Using the records below, find every line that includes "state" and copy it.
Segment Open
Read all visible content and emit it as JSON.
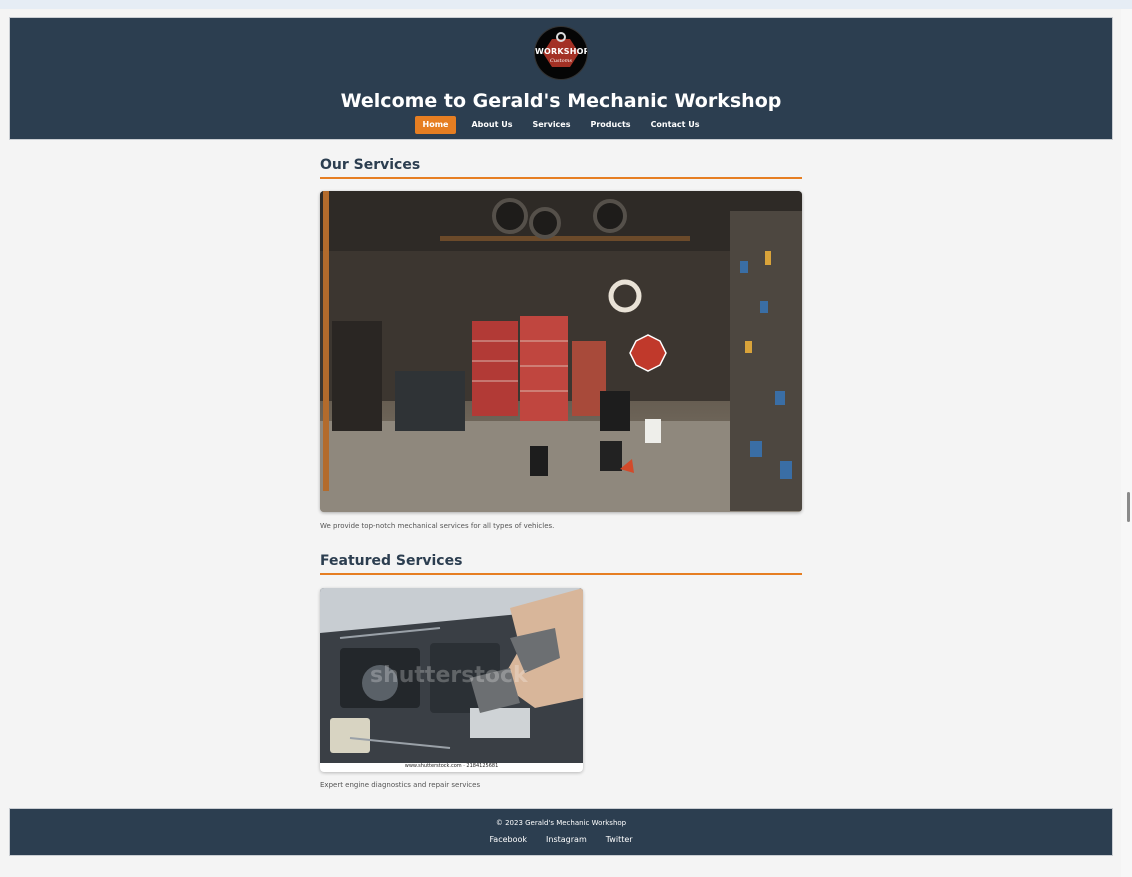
{
  "header": {
    "logo_text": "WORKSHOP",
    "logo_subtext": "Customs",
    "title": "Welcome to Gerald's Mechanic Workshop",
    "nav": [
      {
        "label": "Home",
        "active": true
      },
      {
        "label": "About Us",
        "active": false
      },
      {
        "label": "Services",
        "active": false
      },
      {
        "label": "Products",
        "active": false
      },
      {
        "label": "Contact Us",
        "active": false
      }
    ]
  },
  "main": {
    "services_heading": "Our Services",
    "services_image_icon": "garage-photo",
    "services_description": "We provide top-notch mechanical services for all types of vehicles.",
    "featured_heading": "Featured Services",
    "featured_card": {
      "image_icon": "engine-repair-photo",
      "image_caption": "www.shutterstock.com · 2184125681",
      "watermark": "shutterstock",
      "description": "Expert engine diagnostics and repair services"
    }
  },
  "footer": {
    "copyright": "© 2023 Gerald's Mechanic Workshop",
    "social": [
      {
        "label": "Facebook"
      },
      {
        "label": "Instagram"
      },
      {
        "label": "Twitter"
      }
    ]
  },
  "colors": {
    "header_bg": "#2c3e50",
    "accent": "#e67e22",
    "page_bg": "#f4f4f4"
  }
}
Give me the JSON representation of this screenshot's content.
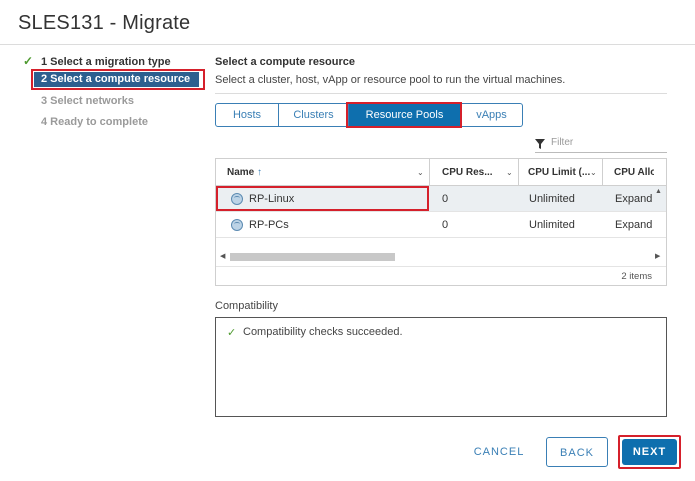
{
  "window": {
    "title": "SLES131 - Migrate"
  },
  "steps": [
    {
      "label": "1 Select a migration type",
      "state": "done"
    },
    {
      "label": "2 Select a compute resource",
      "state": "active"
    },
    {
      "label": "3 Select networks",
      "state": "pending"
    },
    {
      "label": "4 Ready to complete",
      "state": "pending"
    }
  ],
  "section": {
    "title": "Select a compute resource",
    "description": "Select a cluster, host, vApp or resource pool to run the virtual machines."
  },
  "tabs": [
    {
      "label": "Hosts",
      "selected": false
    },
    {
      "label": "Clusters",
      "selected": false
    },
    {
      "label": "Resource Pools",
      "selected": true
    },
    {
      "label": "vApps",
      "selected": false
    }
  ],
  "filter": {
    "placeholder": "Filter"
  },
  "grid": {
    "columns": [
      {
        "label": "Name",
        "sort": "asc"
      },
      {
        "label": "CPU Res..."
      },
      {
        "label": "CPU Limit (..."
      },
      {
        "label": "CPU Allo"
      }
    ],
    "rows": [
      {
        "name": "RP-Linux",
        "cpu_reservation": "0",
        "cpu_limit": "Unlimited",
        "cpu_allocation": "Expand",
        "selected": true
      },
      {
        "name": "RP-PCs",
        "cpu_reservation": "0",
        "cpu_limit": "Unlimited",
        "cpu_allocation": "Expand",
        "selected": false
      }
    ],
    "item_count": "2 items"
  },
  "compatibility": {
    "label": "Compatibility",
    "message": "Compatibility checks succeeded."
  },
  "buttons": {
    "cancel": "CANCEL",
    "back": "BACK",
    "next": "NEXT"
  },
  "colors": {
    "accent": "#0e6fae",
    "link": "#3a7fb5",
    "success": "#4e9a2f",
    "highlight": "#d5202b",
    "active_step": "#2d5f8f"
  },
  "icons": [
    "check-icon",
    "sort-up-icon",
    "chevron-down-icon",
    "filter-icon",
    "resource-pool-icon",
    "scroll-left-icon",
    "scroll-right-icon",
    "scroll-up-icon"
  ]
}
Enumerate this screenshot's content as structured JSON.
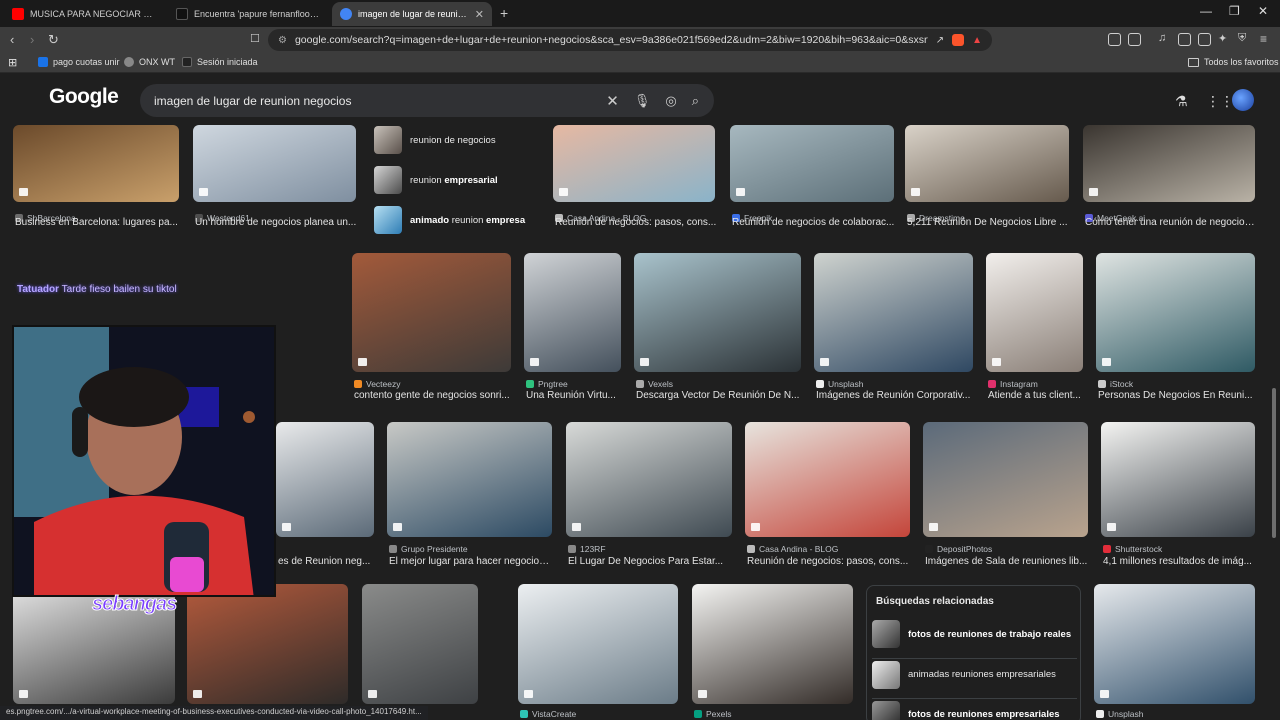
{
  "browser": {
    "tabs": [
      {
        "title": "MUSICA PARA NEGOCIAR #1 | Jazz | ...",
        "favicon_color": "#ff0000",
        "active": false
      },
      {
        "title": "Encuentra 'papure fernanfloo' en Tik...",
        "favicon_color": "#111111",
        "active": false
      },
      {
        "title": "imagen de lugar de reunion neg...",
        "favicon_color": "#4285f4",
        "active": true
      }
    ],
    "new_tab_icon": "plus-icon",
    "url": "google.com/search?q=imagen+de+lugar+de+reunion+negocios&sca_esv=9a386e021f569ed2&udm=2&biw=1920&bih=963&aic=0&sxsrf=ANbL-n...",
    "bookmarks": [
      {
        "label": "pago cuotas unir",
        "favicon_color": "#1a73e8"
      },
      {
        "label": "ONX WT",
        "favicon_color": "#888888"
      },
      {
        "label": "Sesión iniciada",
        "favicon_color": "#222222"
      }
    ],
    "all_favorites": "Todos los favoritos"
  },
  "google": {
    "logo": "Google",
    "query": "imagen de lugar de reunion negocios"
  },
  "related_top": [
    {
      "plain": "reunion de negocios",
      "bold": ""
    },
    {
      "plain": "reunion ",
      "bold": "empresarial"
    },
    {
      "plain": " reunion ",
      "bold": "animado",
      "bold2": "empresa"
    }
  ],
  "related_box": {
    "heading": "Búsquedas relacionadas",
    "items": [
      {
        "text": "fotos de reuniones de trabajo reales"
      },
      {
        "text": "animadas reuniones empresariales"
      },
      {
        "text": "fotos de reuniones empresariales"
      }
    ]
  },
  "results": {
    "row1": [
      {
        "source": "ShBarcelona",
        "caption": "Business en Barcelona: lugares pa...",
        "fav": "#6b6b6b",
        "colors": [
          "#6b4a2b",
          "#c9a06b"
        ]
      },
      {
        "source": "Westend61",
        "caption": "Un hombre de negocios planea un...",
        "fav": "#4d4d4d",
        "colors": [
          "#cfd7df",
          "#7f8fa0"
        ]
      },
      {
        "source": "Casa Andina - BLOG",
        "caption": "Reunión de negocios: pasos, cons...",
        "fav": "#bbbbbb",
        "colors": [
          "#e6b8a2",
          "#8ab3c9"
        ]
      },
      {
        "source": "Freepik",
        "caption": "Reunión de negocios de colaborac...",
        "fav": "#3a6ee8",
        "colors": [
          "#a7b8bf",
          "#5c6f78"
        ]
      },
      {
        "source": "Dreamstime",
        "caption": "5,211 Reunión De Negocios Libre ...",
        "fav": "#aaaaaa",
        "colors": [
          "#d9d2c8",
          "#665a4d"
        ]
      },
      {
        "source": "MeetGeek.ai",
        "caption": "Cómo tener una reunión de negocios...",
        "fav": "#5b5bd6",
        "colors": [
          "#3a3530",
          "#b9b2a6"
        ]
      }
    ],
    "row2": [
      {
        "source": "Vecteezy",
        "caption": "contento gente de negocios sonri...",
        "fav": "#f08a24",
        "colors": [
          "#a35a3a",
          "#3d3a38"
        ]
      },
      {
        "source": "Pngtree",
        "caption": "Una Reunión Virtu...",
        "fav": "#2ec27e",
        "colors": [
          "#d0d3d6",
          "#44505c"
        ]
      },
      {
        "source": "Vexels",
        "caption": "Descarga Vector De Reunión De N...",
        "fav": "#aaaaaa",
        "colors": [
          "#a9c3cc",
          "#2b3236"
        ]
      },
      {
        "source": "Unsplash",
        "caption": "Imágenes de Reunión Corporativ...",
        "fav": "#eeeeee",
        "colors": [
          "#cfd3cf",
          "#2f4862"
        ]
      },
      {
        "source": "Instagram",
        "caption": "Atiende a tus client...",
        "fav": "#e1306c",
        "colors": [
          "#f2efec",
          "#8a7f77"
        ]
      },
      {
        "source": "iStock",
        "caption": "Personas De Negocios En Reuni...",
        "fav": "#cccccc",
        "colors": [
          "#dfe4e2",
          "#2f5a64"
        ]
      }
    ],
    "row3": [
      {
        "source": "",
        "caption": "es de Reunion neg...",
        "fav": "#888888",
        "colors": [
          "#e9eaeb",
          "#5b6a78"
        ]
      },
      {
        "source": "Grupo Presidente",
        "caption": "El mejor lugar para hacer negocios....",
        "fav": "#888888",
        "colors": [
          "#c8c9c6",
          "#2c4a63"
        ]
      },
      {
        "source": "123RF",
        "caption": "El Lugar De Negocios Para Estar...",
        "fav": "#888888",
        "colors": [
          "#d8dad8",
          "#3f4a52"
        ]
      },
      {
        "source": "Casa Andina - BLOG",
        "caption": "Reunión de negocios: pasos, cons...",
        "fav": "#bbbbbb",
        "colors": [
          "#e7e4de",
          "#c4453a"
        ]
      },
      {
        "source": "DepositPhotos",
        "caption": "Imágenes de Sala de reuniones lib...",
        "fav": "#222222",
        "colors": [
          "#5b6a7a",
          "#b9a38d"
        ]
      },
      {
        "source": "Shutterstock",
        "caption": "4,1 millones resultados de imág...",
        "fav": "#e22d3a",
        "colors": [
          "#f4f4f2",
          "#3a4148"
        ]
      }
    ],
    "row4": [
      {
        "source": "",
        "caption": "",
        "fav": "#888888",
        "colors": [
          "#e6e6e6",
          "#3b3b3b"
        ]
      },
      {
        "source": "",
        "caption": "",
        "fav": "#888888",
        "colors": [
          "#b45a3c",
          "#2e2b29"
        ]
      },
      {
        "source": "",
        "caption": "",
        "fav": "#888888",
        "colors": [
          "#8a8b8a",
          "#3e4144"
        ]
      },
      {
        "source": "VistaCreate",
        "caption": "",
        "fav": "#2ec4b6",
        "colors": [
          "#eceff1",
          "#6b7c88"
        ]
      },
      {
        "source": "Pexels",
        "caption": "",
        "fav": "#05a081",
        "colors": [
          "#f4f4f2",
          "#332c28"
        ]
      },
      {
        "source": "Unsplash",
        "caption": "",
        "fav": "#eeeeee",
        "colors": [
          "#e6e9ec",
          "#31506b"
        ]
      }
    ]
  },
  "overlay": {
    "chat_user": "Tatuador",
    "chat_message": "Tarde fieso bailen su tiktol",
    "brand": "sebangas"
  },
  "status_url": "es.pngtree.com/.../a-virtual-workplace-meeting-of-business-executives-conducted-via-video-call-photo_14017649.ht..."
}
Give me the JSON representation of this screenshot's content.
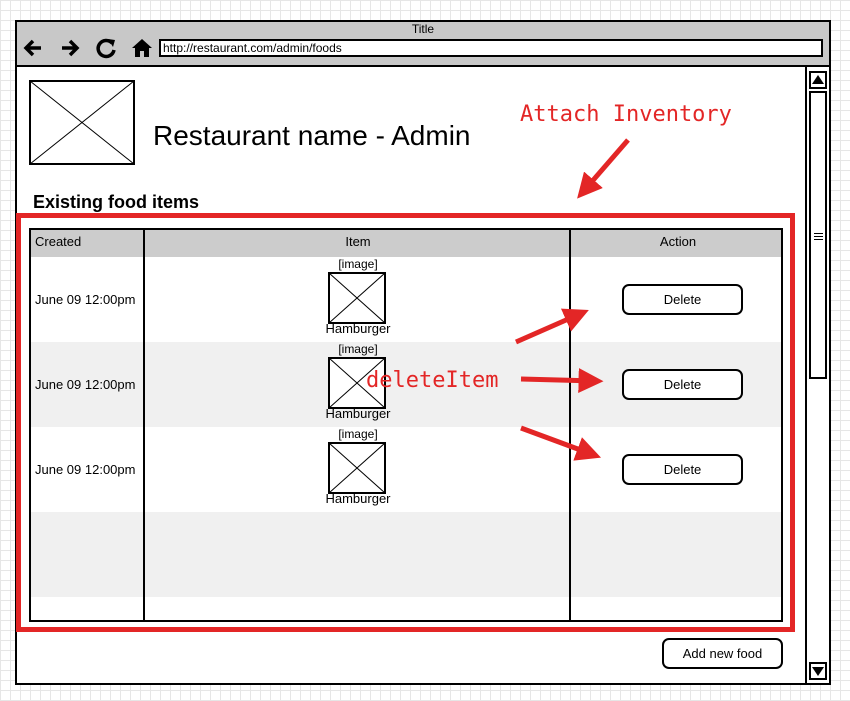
{
  "window": {
    "title": "Title",
    "url": "http://restaurant.com/admin/foods"
  },
  "nav": {
    "icons": [
      "back-arrow-icon",
      "forward-arrow-icon",
      "refresh-icon",
      "home-icon"
    ]
  },
  "page": {
    "title": "Restaurant name - Admin",
    "section_heading": "Existing food items"
  },
  "table": {
    "columns": [
      "Created",
      "Item",
      "Action"
    ],
    "rows": [
      {
        "created": "June 09 12:00pm",
        "image_label": "[image]",
        "item": "Hamburger",
        "action": "Delete"
      },
      {
        "created": "June 09 12:00pm",
        "image_label": "[image]",
        "item": "Hamburger",
        "action": "Delete"
      },
      {
        "created": "June 09 12:00pm",
        "image_label": "[image]",
        "item": "Hamburger",
        "action": "Delete"
      }
    ]
  },
  "add_button": "Add new food",
  "annotations": {
    "attach": "Attach Inventory",
    "delete": "deleteItem",
    "color": "#e32626"
  },
  "colors": {
    "header_bg": "#cccccc",
    "titlebar_bg": "#c8c8c8",
    "alt_row_bg": "#f0f0f0"
  }
}
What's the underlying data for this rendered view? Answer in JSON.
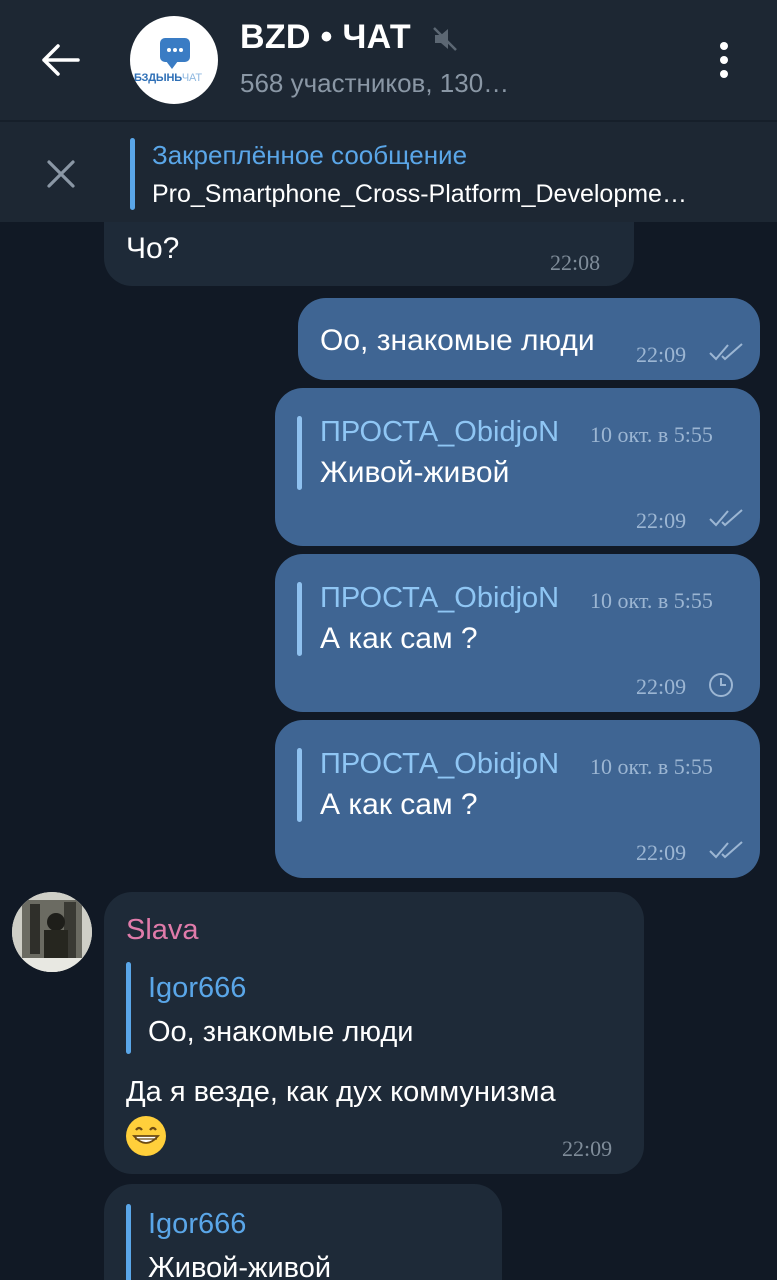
{
  "header": {
    "title": "BZD • ЧАТ",
    "subtitle": "568 участников, 130…",
    "avatar_logo_text": "БЗДЫНЬ",
    "avatar_logo_suffix": "ЧАТ"
  },
  "pinned": {
    "label": "Закреплённое сообщение",
    "text": "Pro_Smartphone_Cross-Platform_Developme…"
  },
  "messages": [
    {
      "type": "in",
      "text": "Чо?",
      "time": "22:08"
    },
    {
      "type": "out",
      "text": "Оо, знакомые люди",
      "time": "22:09",
      "status": "read"
    },
    {
      "type": "out",
      "reply_name": "ПРОСТА_ObidjoN",
      "reply_date": "10 окт. в 5:55",
      "text": "Живой-живой",
      "time": "22:09",
      "status": "read"
    },
    {
      "type": "out",
      "reply_name": "ПРОСТА_ObidjoN",
      "reply_date": "10 окт. в 5:55",
      "text": "А как сам ?",
      "time": "22:09",
      "status": "pending"
    },
    {
      "type": "out",
      "reply_name": "ПРОСТА_ObidjoN",
      "reply_date": "10 окт. в 5:55",
      "text": "А как сам ?",
      "time": "22:09",
      "status": "read"
    },
    {
      "type": "in",
      "sender": "Slava",
      "reply_name": "Igor666",
      "reply_text": "Оо, знакомые люди",
      "text": "Да я везде, как дух коммунизма",
      "time": "22:09",
      "emoji": "grinning-face"
    },
    {
      "type": "in",
      "reply_name": "Igor666",
      "reply_text": "Живой-живой"
    }
  ],
  "colors": {
    "background": "#111925",
    "header": "#1d2733",
    "incoming": "#1e2a38",
    "outgoing": "#3f6593",
    "accent": "#5aa6e8",
    "sender_name": "#e07baa"
  }
}
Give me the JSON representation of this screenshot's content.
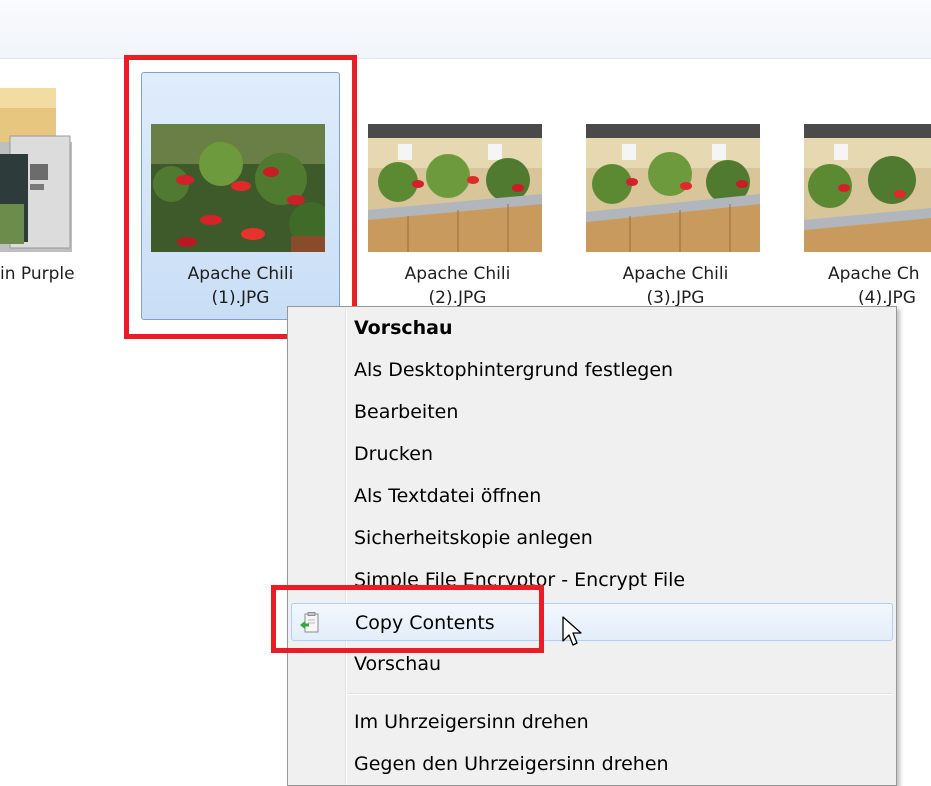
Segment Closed
- Response to the exercise -
      "state": "done"
      "state": "active"
      "state": "pending"
      "state": "pending"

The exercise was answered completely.